A band of mercenaries led by Captain Curry travel through war-torn Congo across deadly terrain, battling rival armies, to steal $50 million in uncut diamonds. But infighting, sadistic rebels and a time lock jeopardize everything.
The murder of a Soviet defector forces his old handler, British spymaster George Smiley, out of retirement. His investigation leads to an old nemesis, the Soviet spymaster known only as Karla. This will be their final dance.
A veteran comes home from the Korean War to the mountains and takes over the family moonshining business. He has to battle big-city gangsters who are trying to take over the business and the police who are trying to put him in prison.
Colonel Mostyn is the chief of a section of the British Security Services when they are embarrassed by the number of spies and defections. The Chief tells him to do something about it so he hires Boys Oaks as Agent L - The Liquidator, to assassinate people about to cause trouble. Although Boys likes the cars and the girls that his new position attracts he's not any good at it. He's also got a phobia about flying that makes jetting off to exotic places a bit of an embarrassment.Written by
Steve Crook <email@example.com>

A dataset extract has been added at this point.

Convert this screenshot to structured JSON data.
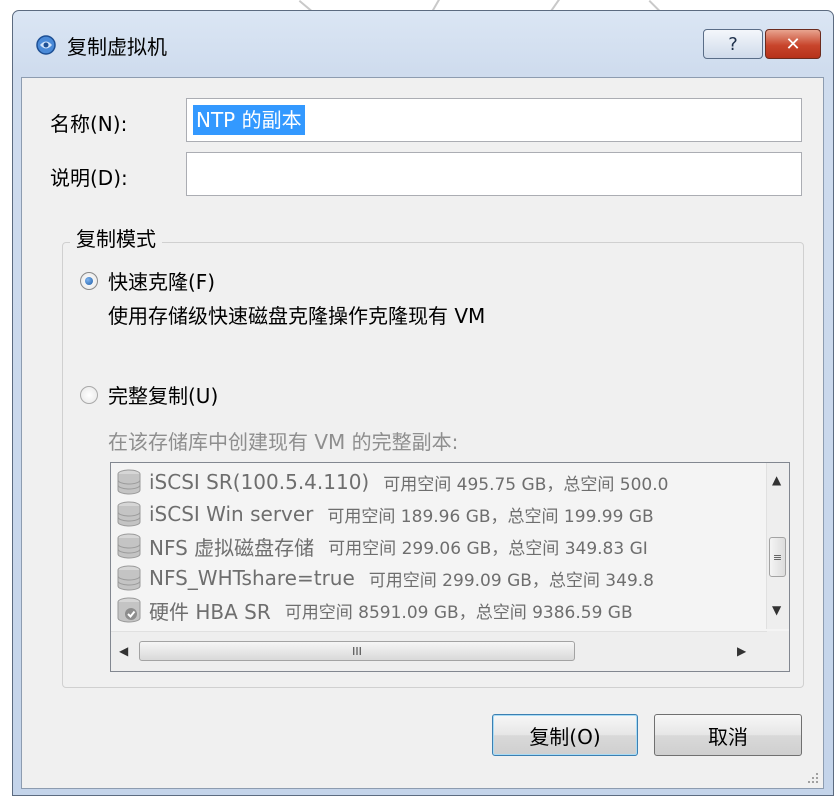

Vapid spy-stuff with tongue-in-check and brain-in-neutral. Rod Taylor (handsome and game, as usual) plays an accidental hero who becomes a secret agent for the British. Begins well (with an amusingly melodramatic Shirley Bassey theme song and clever credits sequence), but film then goes downhill while trying--and failing--to formulate a plot. The funniest line is when Taylor's boss cries out, "They've got us by the short 'n curlies!", which I thought was a little risqué for 1965. Jack Cardiff directs, in his usual impersonal style; he seems to know very little about the spy genre, and approaches the material in a by-the-numbers fashion. Peter Yeldham sketchily adapted John Gardner's book. *1/2 from ****
5 of 28 people found this review helpful.
Was this review helpful to you?
| Report this